The person you have lost would not want you to stop living. Just keep putting one foot in front of the other and a brighter day will arrive. You will always miss that person, and there will always be moments that remind you of them and retrigger your grief, but the day will come when you can manage that sadness and still look forward to life instead of constantly looking back.


Here are some tips and strategies that might help:

  • Talking is good. Share memories, experiences and how you feel with close family and friends. This is why we have a wake: It allows people to come together and remember the person, share stories and experience more than just sadness at the loss. Sharing in this way also helps us to reconnect to happy times, which can help the healing process. For your own sanity and peace of mind, try to limit your sharing with people outside your close circle. They won’t necessarily understand your experience and it may just end up feeling uncomfortable.
  • Consider starting a journal and writing down how you feel each day. Express yourself fully in the pages and allow it to become a cathartic, self-healing process. Another option is to sing or paint how you feel. The key is to express yourself in whatever way helps you to come to terms with your loss and move forward with your own life.
  • It’s OK to feel numb. Shock and disbelief can cause your brain to short-circuit for a while. This is totally normal. Don’t rush it, or force yourself to pull yourself together. You feel what you feel, so just allow yourself to feel that emotion.
  • Don’t feel you have to make decisions about things too quickly. Being active can be good, but not at the expense of your health and wellbeing.
  • Before you go to bed each night, think of three things you are grateful for. Include one from the person you lost if you want to, or just from life itself. This is a great way of regaining perspective and coming to appreciate that you still have lots to live for. In fact, this is a great technique for all of us to use, regardless of our circumstances.
  • Consider counselling. If you are struggling and can’t seem to move forward, you may want to seek professional guidance. There are some wonderful bereavement counselling groups and therapists that could help you become unstuck.

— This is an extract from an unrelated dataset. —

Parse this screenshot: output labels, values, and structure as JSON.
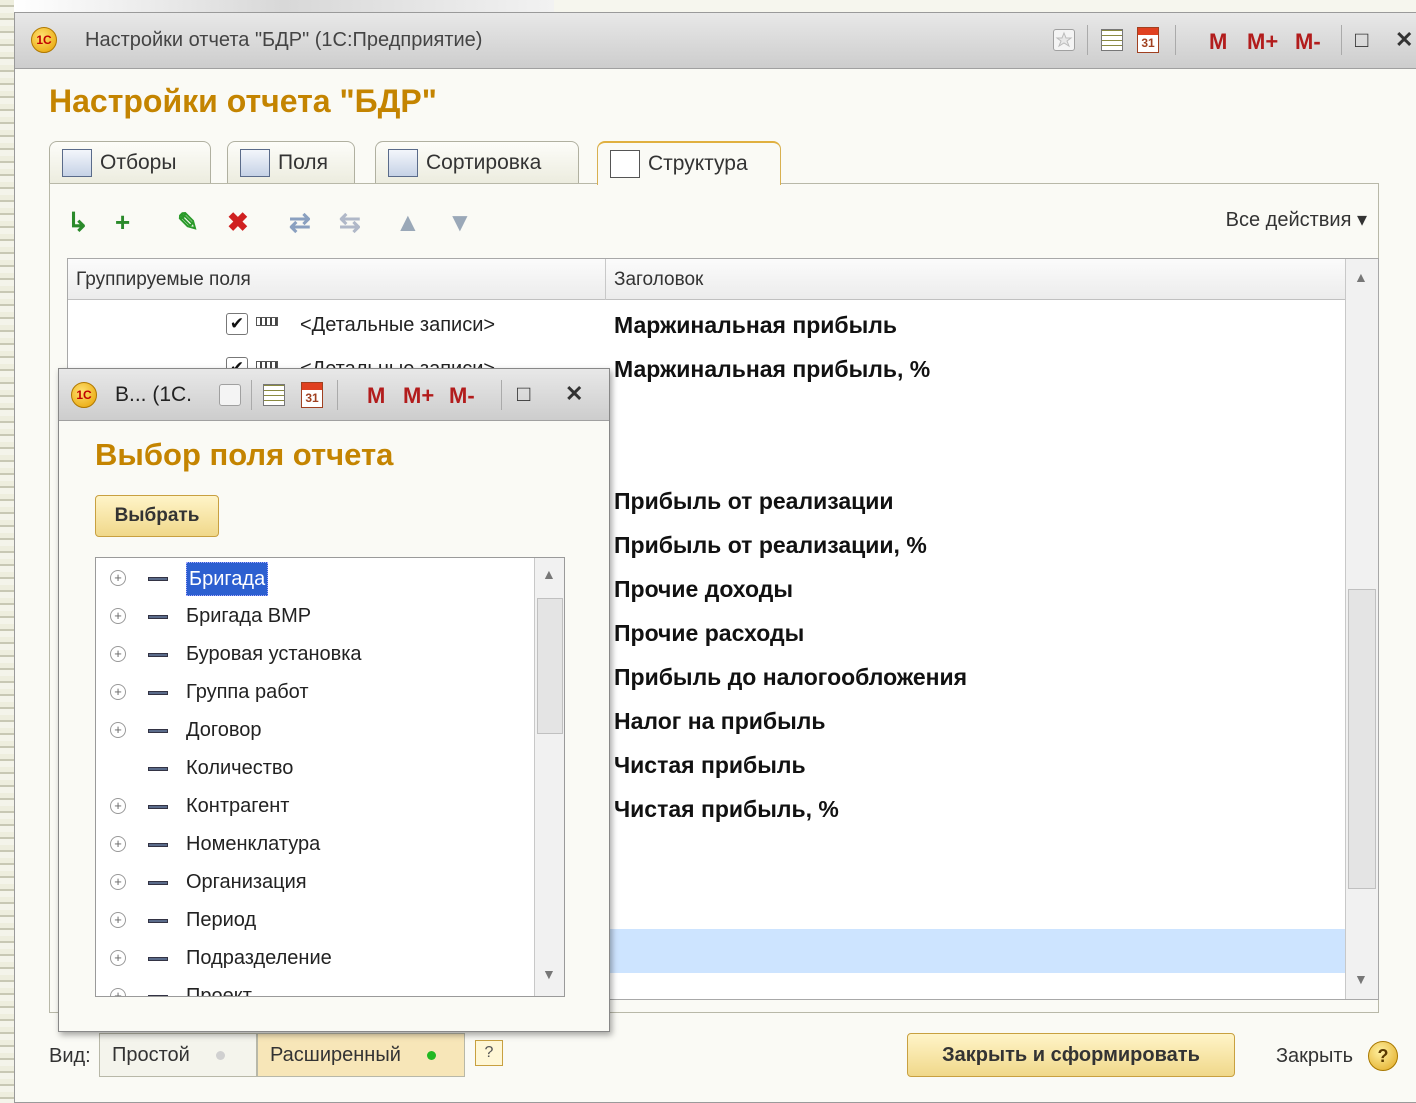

I hope these help you as you work through your grief. 

Want to learn a little more?

Grief can sometimes knock our confidence so why not sign up for my next webinar on “How to uncover your self-limiting beliefs and become more confident” I’ll be talking more about how self-limiting beliefs can impact our day to day living, where to find them, and how over-turning a self-limiting belief can lead to a much happier, successful, and more fulfilled life. You will have the opportunity to ask questions in a completely anonymous environment.

Places are going to be strictly limited to ensure I’m able to respond to questions so grab your place today!!


Register now!